Too often, massive comic book crossover events backfire and create more animosity amongst readers who become incensed when they’re forced to buy half a dozen or more tie-ins just to get one piece of the bigger puzzle. Just look at DC’s own Infinite Crisis, an event that was sound in it’s own right, but was plagued by weak tie-ins that barely included references to the proverbial end of all existence, including the oft infamously remembered Superman arc, “Sacrifice”, that frustratingly concluded in an issue of Wonder Woman.
Fortunately, Forever Evil is slowly becoming more than just the sum of its parts. Each tie-in issue adds something to the story, but in a way that’s not forceful or inorganic. These tie-ins aren’t necessarily integral to the main storyline, but they add a good bit of depth to the tone and mythos of the event. Justice League #24 is the story of Ultraman, the titular leader of the Crime Syndicate, and the literal antithesis of Superman.
** SPOILERS AHEAD **
By the end of Justice League #24, it’s quite obvious why Geoff Johns wanted to write the Crime Syndicate; the others are interesting, sure, but Ultraman is the star of the show and Johns wants everyone to know. Born on a Krypton that prized strength over all else, Kal-Il was sent to Earth to conquer, not to protect. The eerie parallels Johns finds between Clark Kent’s life and Kal-Il’s succeed in their simplicity. Kal-Il was still raised by John and Marta Kent, but “raised” is a loose word for the two helpless farmers held hostage by an alien child intent on enslaving humanity.
Johns also uses this issue as a way to flesh out the actions of the Crime Syndicate. The evil android Grid begins to have notions of feeling and emotive thoughts, we discover that the moon has to constantly be moved into a new position to prevent the sun from shining through too long, and Johns reveals that Ultraman has just as much baggage attached to discovering a parallel world as any of the other members of the Syndicate. Previously, it seemed like maybe Owlman was the only one with any real hang-ups about the prospects of finding dead or missing allies who might still be around on this Earth. In Justice League #24, though, Ultraman shows his cards and seeks out Jimmy Olsen, only to find this version is a pale comparison to the one from Earth 3.
The arrival of Black Adam at the end of the issue is also a welcome and exciting prospect. Adam is one of the most powerful superhumans not under the Syndicate’s lock and key. He also happens to be (arguably) the most resentful and bitter superhuman around, so it’s bad news for the Ultraman.
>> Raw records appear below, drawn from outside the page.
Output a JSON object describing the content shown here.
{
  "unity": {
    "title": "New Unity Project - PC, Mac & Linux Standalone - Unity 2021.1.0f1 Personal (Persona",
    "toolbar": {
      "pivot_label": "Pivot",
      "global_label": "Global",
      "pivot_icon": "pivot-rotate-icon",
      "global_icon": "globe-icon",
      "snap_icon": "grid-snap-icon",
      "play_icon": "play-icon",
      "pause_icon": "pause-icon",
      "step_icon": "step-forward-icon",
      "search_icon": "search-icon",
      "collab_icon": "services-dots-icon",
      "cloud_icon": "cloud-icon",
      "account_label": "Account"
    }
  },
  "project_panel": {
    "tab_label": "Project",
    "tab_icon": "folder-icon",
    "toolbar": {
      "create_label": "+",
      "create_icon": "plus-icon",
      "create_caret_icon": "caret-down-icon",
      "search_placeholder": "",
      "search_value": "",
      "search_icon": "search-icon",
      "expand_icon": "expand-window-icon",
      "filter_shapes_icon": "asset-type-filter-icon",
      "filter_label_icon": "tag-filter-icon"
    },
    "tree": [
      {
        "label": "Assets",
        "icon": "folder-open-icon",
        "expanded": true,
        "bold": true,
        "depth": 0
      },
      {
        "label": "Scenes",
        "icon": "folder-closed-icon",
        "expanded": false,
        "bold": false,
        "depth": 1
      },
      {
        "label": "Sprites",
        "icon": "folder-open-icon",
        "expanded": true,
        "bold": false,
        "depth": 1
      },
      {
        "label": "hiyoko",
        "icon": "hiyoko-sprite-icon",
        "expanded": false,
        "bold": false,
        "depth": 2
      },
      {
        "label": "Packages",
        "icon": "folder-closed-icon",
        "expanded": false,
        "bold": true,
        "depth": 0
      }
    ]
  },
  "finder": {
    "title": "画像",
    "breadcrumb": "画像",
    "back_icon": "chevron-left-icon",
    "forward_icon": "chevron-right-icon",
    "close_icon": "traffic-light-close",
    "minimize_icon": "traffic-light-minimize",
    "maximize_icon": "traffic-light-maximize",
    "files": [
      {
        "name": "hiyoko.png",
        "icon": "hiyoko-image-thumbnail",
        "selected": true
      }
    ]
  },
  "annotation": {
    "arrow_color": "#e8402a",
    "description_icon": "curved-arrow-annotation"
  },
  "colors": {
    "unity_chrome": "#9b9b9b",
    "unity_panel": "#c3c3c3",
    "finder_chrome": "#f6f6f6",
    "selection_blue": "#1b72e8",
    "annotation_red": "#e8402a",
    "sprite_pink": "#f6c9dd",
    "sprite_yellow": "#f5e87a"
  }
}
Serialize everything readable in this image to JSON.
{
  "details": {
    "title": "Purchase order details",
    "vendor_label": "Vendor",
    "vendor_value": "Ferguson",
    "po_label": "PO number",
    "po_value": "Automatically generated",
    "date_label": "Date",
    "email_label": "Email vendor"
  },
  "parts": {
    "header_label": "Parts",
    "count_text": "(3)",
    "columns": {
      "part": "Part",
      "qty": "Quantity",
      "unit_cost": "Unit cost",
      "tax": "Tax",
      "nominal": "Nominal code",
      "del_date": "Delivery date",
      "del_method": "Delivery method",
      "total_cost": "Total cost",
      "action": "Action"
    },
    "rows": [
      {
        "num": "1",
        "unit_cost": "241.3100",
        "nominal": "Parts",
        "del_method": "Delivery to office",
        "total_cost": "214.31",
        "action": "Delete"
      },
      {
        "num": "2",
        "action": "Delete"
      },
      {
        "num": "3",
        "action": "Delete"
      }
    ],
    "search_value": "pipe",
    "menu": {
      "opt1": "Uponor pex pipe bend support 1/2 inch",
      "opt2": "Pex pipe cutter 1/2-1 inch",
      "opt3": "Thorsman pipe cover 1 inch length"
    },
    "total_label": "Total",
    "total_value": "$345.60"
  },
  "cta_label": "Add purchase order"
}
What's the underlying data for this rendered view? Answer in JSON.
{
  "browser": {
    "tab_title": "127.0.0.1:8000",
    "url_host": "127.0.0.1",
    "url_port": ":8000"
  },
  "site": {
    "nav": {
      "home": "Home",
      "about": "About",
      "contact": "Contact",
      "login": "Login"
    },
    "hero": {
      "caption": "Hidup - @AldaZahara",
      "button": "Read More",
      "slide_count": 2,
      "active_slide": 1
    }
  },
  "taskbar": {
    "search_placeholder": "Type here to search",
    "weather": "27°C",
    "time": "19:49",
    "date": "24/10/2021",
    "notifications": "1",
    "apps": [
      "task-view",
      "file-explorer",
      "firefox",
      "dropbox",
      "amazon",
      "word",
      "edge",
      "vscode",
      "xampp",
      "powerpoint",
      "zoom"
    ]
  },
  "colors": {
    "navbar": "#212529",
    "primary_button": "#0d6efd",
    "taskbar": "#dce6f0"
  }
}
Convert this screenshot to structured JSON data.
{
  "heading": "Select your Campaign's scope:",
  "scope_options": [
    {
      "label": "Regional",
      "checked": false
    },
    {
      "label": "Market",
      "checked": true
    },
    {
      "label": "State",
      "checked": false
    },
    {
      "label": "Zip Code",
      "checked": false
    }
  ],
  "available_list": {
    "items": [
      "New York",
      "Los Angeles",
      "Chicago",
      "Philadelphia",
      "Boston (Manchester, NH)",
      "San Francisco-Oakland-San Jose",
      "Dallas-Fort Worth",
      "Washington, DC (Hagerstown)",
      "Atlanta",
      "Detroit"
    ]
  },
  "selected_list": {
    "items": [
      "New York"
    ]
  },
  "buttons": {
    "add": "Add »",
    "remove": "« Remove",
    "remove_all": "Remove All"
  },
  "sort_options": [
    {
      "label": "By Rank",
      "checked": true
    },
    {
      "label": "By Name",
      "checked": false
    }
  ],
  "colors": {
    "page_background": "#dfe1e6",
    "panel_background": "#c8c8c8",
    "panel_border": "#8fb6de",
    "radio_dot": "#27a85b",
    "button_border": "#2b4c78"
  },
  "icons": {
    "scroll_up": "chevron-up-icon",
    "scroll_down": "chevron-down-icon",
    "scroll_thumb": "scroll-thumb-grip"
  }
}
There’s not much negative to say about this issue. It’s a lot of fun.
Justice League #24 is not an integral issue to Forever Evil because it was designed that way. Geoff Johns made sure to include enough information and backstory to make it a compelling buy for those interested in knowing everything about Ultraman, but the financially discerning reader more focused on the main series doesn’t necessarily have to own this issue. While this is an odd phenomenon, this suggestion shouldn’t detract from how well this issue is written.